Pressure cooking has come a long way since the days of intimidating pots with noisy, steaming gaskets sputtering away on the lid. Today’s pressure cookers are safer, quieter and more versatile than the vintage models of yesteryear. Imagine savory, slow-cooked flavor but in a fraction of the time—perfect for days when you can’t quite get it together in the morning to fire up the slow cooker! Pot roast in an hour? It’s absolutely possible with a pressure cooker!
Pressure cooking is cooking food in a specialized sealed vessel with liquid. As the foods and liquid are heated inside the sealed pressure cooker, steam builds up and creates pressure inside the pot. Because the pot is sealed shut, the temperature of the steam can rise (an open pot never gets hotter than 212°F.) which, in turn, causes foods to cook more quickly.

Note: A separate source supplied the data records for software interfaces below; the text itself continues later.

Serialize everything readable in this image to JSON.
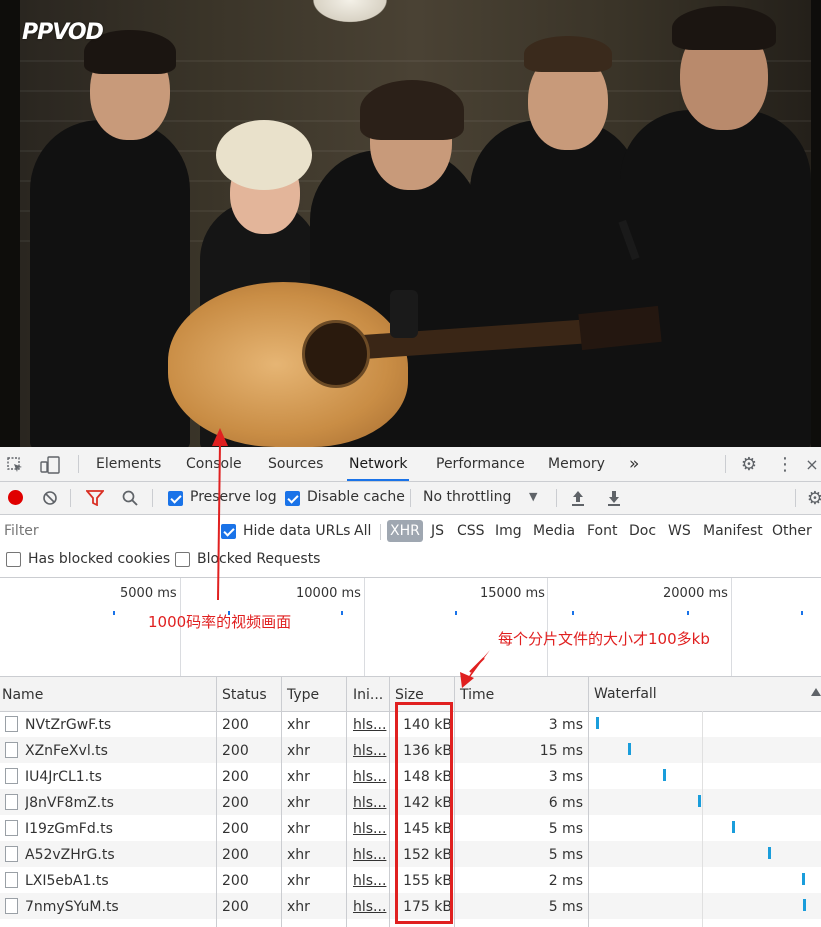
{
  "video": {
    "logo": "PPVOD"
  },
  "devtools": {
    "tabs": [
      "Elements",
      "Console",
      "Sources",
      "Network",
      "Performance",
      "Memory"
    ],
    "active_tab": "Network",
    "more_tabs_glyph": "»",
    "toolbar": {
      "preserve_log_label": "Preserve log",
      "preserve_log_checked": true,
      "disable_cache_label": "Disable cache",
      "disable_cache_checked": true,
      "throttling_value": "No throttling"
    },
    "filter": {
      "placeholder": "Filter",
      "hide_data_urls_label": "Hide data URLs",
      "hide_data_urls_checked": true,
      "types": [
        "All",
        "XHR",
        "JS",
        "CSS",
        "Img",
        "Media",
        "Font",
        "Doc",
        "WS",
        "Manifest",
        "Other"
      ],
      "selected_type": "XHR",
      "has_blocked_cookies_label": "Has blocked cookies",
      "blocked_requests_label": "Blocked Requests"
    },
    "overview": {
      "ticks": [
        "5000 ms",
        "10000 ms",
        "15000 ms",
        "20000 ms"
      ]
    },
    "table": {
      "columns": [
        "Name",
        "Status",
        "Type",
        "Ini...",
        "Size",
        "Time",
        "Waterfall"
      ],
      "rows": [
        {
          "name": "NVtZrGwF.ts",
          "status": "200",
          "type": "xhr",
          "initiator": "hls...",
          "size": "140 kB",
          "time": "3 ms"
        },
        {
          "name": "XZnFeXvl.ts",
          "status": "200",
          "type": "xhr",
          "initiator": "hls...",
          "size": "136 kB",
          "time": "15 ms"
        },
        {
          "name": "IU4JrCL1.ts",
          "status": "200",
          "type": "xhr",
          "initiator": "hls...",
          "size": "148 kB",
          "time": "3 ms"
        },
        {
          "name": "J8nVF8mZ.ts",
          "status": "200",
          "type": "xhr",
          "initiator": "hls...",
          "size": "142 kB",
          "time": "6 ms"
        },
        {
          "name": "I19zGmFd.ts",
          "status": "200",
          "type": "xhr",
          "initiator": "hls...",
          "size": "145 kB",
          "time": "5 ms"
        },
        {
          "name": "A52vZHrG.ts",
          "status": "200",
          "type": "xhr",
          "initiator": "hls...",
          "size": "152 kB",
          "time": "5 ms"
        },
        {
          "name": "LXI5ebA1.ts",
          "status": "200",
          "type": "xhr",
          "initiator": "hls...",
          "size": "155 kB",
          "time": "2 ms"
        },
        {
          "name": "7nmySYuM.ts",
          "status": "200",
          "type": "xhr",
          "initiator": "hls...",
          "size": "175 kB",
          "time": "5 ms"
        }
      ]
    }
  },
  "annotations": {
    "video_note": "1000码率的视频画面",
    "size_note": "每个分片文件的大小才100多kb",
    "color": "#e02020"
  },
  "colors": {
    "accent": "#1a73e8",
    "record": "#e00000",
    "filter_icon": "#d93025",
    "waterfall_bar": "#1a9ddb"
  }
}
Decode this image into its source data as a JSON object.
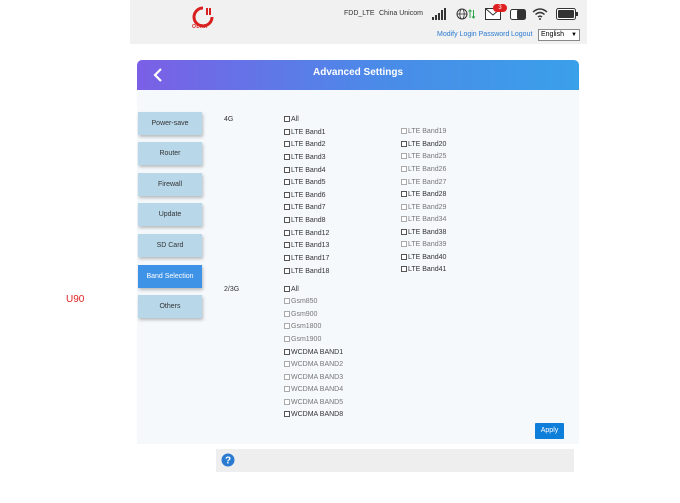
{
  "topbar": {
    "logo_text": "OLAX",
    "logo_sup": "Hi",
    "network_type": "FDD_LTE",
    "carrier": "China Unicom",
    "mail_count": "3",
    "modify_password": "Modify Login Password",
    "logout": "Logout",
    "language": "English"
  },
  "header": {
    "title": "Advanced Settings"
  },
  "menu": [
    {
      "label": "Power-save"
    },
    {
      "label": "Router"
    },
    {
      "label": "Firewall"
    },
    {
      "label": "Update"
    },
    {
      "label": "SD Card"
    },
    {
      "label": "Band Selection",
      "active": true
    },
    {
      "label": "Others"
    }
  ],
  "bands": {
    "lte_label": "4G",
    "lte_left": [
      "All",
      "LTE Band1",
      "LTE Band2",
      "LTE Band3",
      "LTE Band4",
      "LTE Band5",
      "LTE Band6",
      "LTE Band7",
      "LTE Band8",
      "LTE Band12",
      "LTE Band13",
      "LTE Band17",
      "LTE Band18"
    ],
    "lte_right": [
      "LTE Band19",
      "LTE Band20",
      "LTE Band25",
      "LTE Band26",
      "LTE Band27",
      "LTE Band28",
      "LTE Band29",
      "LTE Band34",
      "LTE Band38",
      "LTE Band39",
      "LTE Band40",
      "LTE Band41"
    ],
    "g23_label": "2/3G",
    "g23": [
      "All",
      "Gsm850",
      "Gsm900",
      "Gsm1800",
      "Gsm1900",
      "WCDMA BAND1",
      "WCDMA BAND2",
      "WCDMA BAND3",
      "WCDMA BAND4",
      "WCDMA BAND5",
      "WCDMA BAND8"
    ]
  },
  "apply_label": "Apply",
  "side_label": "U90",
  "colors": {
    "accent": "#3f93e6",
    "menu": "#b8d8ea",
    "apply": "#0d7ed9",
    "badge": "#e02020"
  }
}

There are two types of pressure cookers: stovetop models and electric. Stovetop cookers have one function: to cook food under pressure. Electric models do that too but often have other features for performing cooking tasks such as steaming, slow cooking and warming. For the purposes of this article, we’re going to focus on stovetop models. (Refer to the owners’ manual for instructions specific to electric pressure cookers.)
Pressure cooking can seem intimidating at first, but once you get the hang of it, you’ll be amazed at how versatile the appliance can be. Here’s a basic snapshot of what’s involved for pressure cooking a 3-lb. boneless beef pot roast:
If you want the vegetables to retain their shape during cooking, keep them in large pieces; if you want them to soften and “melt” into the sauce, cut them into small pieces.
If you’re new to pressure cooking you’ll undoubtedly run into some questions as you get accustomed to the appliance and the procedure. Here are some tips and troubleshooting techniques that may help.
When cooking vegetables, it’s usually recommended to release pressure using the “quick release” method to prevent overcooking. After cooking for the recommended amount of time, remove the cooker from the burner and carefully depress the pressure valve using the back of a wooden spoon. Be careful – this will forcefully emit steam from the inside the pot through the valve.